--- EXERCISE DESCRIPTION ---
Search the data below for the word "content" and report how many lines contain it. Nothing but the number is needed.

-------- DATASET RECORDS --------

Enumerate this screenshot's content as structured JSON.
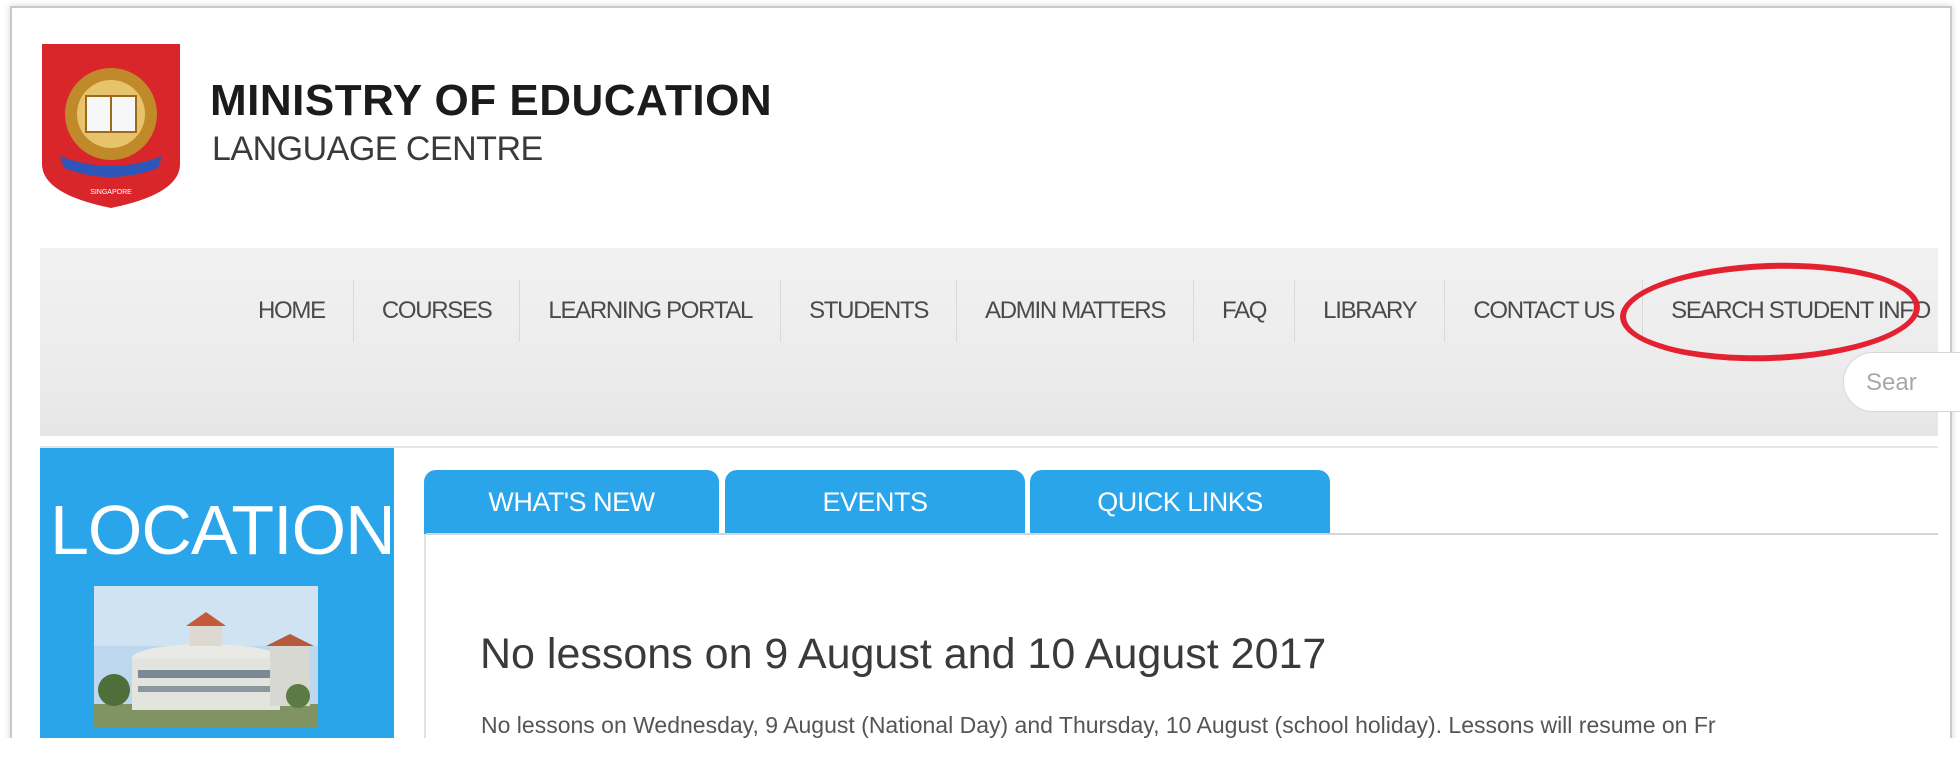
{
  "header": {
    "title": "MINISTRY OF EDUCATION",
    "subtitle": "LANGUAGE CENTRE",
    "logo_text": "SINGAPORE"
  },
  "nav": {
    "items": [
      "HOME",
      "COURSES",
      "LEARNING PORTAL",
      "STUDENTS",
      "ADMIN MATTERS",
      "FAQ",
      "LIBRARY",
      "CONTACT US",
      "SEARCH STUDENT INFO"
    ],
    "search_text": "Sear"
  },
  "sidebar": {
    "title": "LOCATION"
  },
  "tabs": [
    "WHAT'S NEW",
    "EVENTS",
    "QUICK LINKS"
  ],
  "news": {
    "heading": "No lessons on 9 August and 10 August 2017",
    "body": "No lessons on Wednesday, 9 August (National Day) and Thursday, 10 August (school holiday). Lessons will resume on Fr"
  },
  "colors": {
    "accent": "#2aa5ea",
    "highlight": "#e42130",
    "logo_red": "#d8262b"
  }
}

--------
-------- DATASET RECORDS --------

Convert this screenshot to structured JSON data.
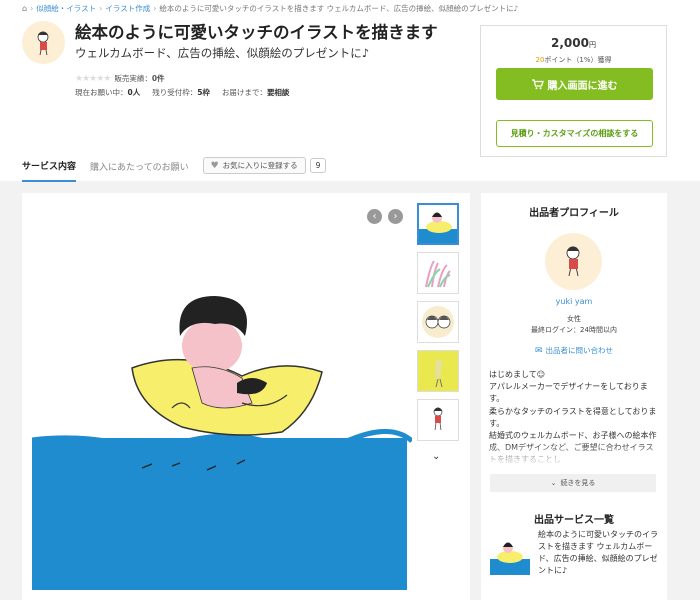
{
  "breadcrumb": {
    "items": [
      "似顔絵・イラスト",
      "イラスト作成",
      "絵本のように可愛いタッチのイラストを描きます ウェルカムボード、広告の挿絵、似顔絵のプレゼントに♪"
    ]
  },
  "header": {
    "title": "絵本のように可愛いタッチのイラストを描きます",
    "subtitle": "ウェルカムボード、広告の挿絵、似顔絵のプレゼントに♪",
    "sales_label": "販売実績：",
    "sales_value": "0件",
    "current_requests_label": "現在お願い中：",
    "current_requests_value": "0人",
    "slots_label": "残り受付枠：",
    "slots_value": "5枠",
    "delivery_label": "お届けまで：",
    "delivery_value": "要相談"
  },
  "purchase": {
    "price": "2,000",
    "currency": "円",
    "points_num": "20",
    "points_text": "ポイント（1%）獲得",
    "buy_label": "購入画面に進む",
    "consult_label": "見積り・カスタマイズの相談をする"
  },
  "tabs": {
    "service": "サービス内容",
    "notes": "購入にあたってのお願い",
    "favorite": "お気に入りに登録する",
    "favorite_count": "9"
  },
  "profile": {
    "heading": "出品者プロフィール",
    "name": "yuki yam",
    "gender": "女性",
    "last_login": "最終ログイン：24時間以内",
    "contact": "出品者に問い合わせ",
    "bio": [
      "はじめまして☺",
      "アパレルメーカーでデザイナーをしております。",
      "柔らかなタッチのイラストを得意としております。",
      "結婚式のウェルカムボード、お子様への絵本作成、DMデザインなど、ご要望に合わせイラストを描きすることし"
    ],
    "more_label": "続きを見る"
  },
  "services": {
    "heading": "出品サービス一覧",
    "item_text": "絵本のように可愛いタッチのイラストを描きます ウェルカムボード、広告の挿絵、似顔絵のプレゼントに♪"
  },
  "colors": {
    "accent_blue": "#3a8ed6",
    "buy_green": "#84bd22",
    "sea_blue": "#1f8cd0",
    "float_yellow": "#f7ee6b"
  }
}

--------
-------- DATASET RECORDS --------

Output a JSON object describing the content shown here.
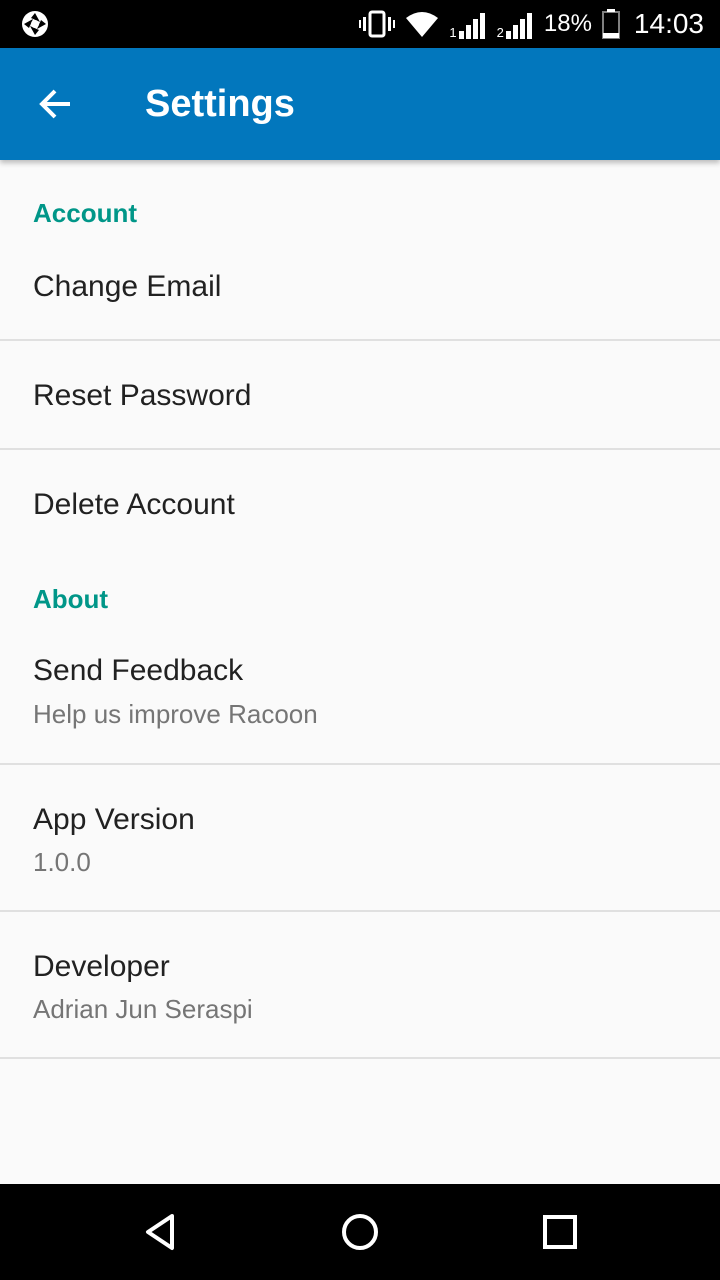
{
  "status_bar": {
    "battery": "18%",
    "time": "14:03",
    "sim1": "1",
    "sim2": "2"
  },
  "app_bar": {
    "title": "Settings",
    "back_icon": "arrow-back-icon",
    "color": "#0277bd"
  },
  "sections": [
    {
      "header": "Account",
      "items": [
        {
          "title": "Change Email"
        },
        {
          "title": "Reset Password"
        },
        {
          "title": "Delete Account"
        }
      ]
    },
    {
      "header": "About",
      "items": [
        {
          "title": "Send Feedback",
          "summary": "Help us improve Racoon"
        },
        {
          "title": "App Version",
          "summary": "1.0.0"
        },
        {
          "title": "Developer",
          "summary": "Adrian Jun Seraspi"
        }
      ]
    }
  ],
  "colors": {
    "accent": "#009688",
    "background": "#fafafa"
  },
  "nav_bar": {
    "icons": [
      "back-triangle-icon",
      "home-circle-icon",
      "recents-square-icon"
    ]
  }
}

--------

--- EXERCISE RESPONSE ---
2